    411.2411.3 Definition. Low-Voltage Lighting Systems.


    (A) General. Lighting Ssystems Ooperating at 30 Volts- volts or  Less. A lighting system consisting less shall consist of an isolating power supply, the low-voltage luminaires, and associated equipment that are all identified for the use. The output circuits of the power supply are shall be rated for not more than 25 amperes and  operate at 30 volts (42.4 volts peak) or lessmaximum under all load conditions.


    (B) Class 2. Listed Class 2 lighting equipment shall be rated in conformance with Chapter 9, Table 11(A) or Table 11(B).


    411.3411.4 Listing Required. Lighting systems operating at 30 volts or less shall comply with 411.3(A)411.4(A) or 

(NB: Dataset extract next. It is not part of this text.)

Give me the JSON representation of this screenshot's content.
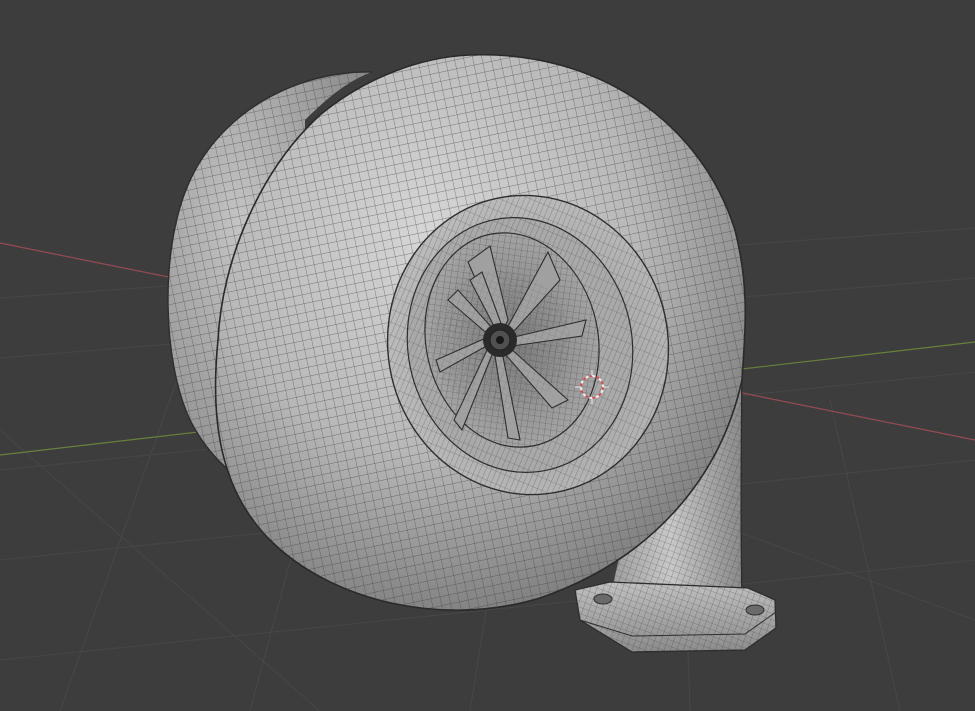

    411.3(B).411.4(B). Class 2 power sources and lighting equipment connected to Class 2 power sources shall be llisted.

  • Also in Health Care Facilities Code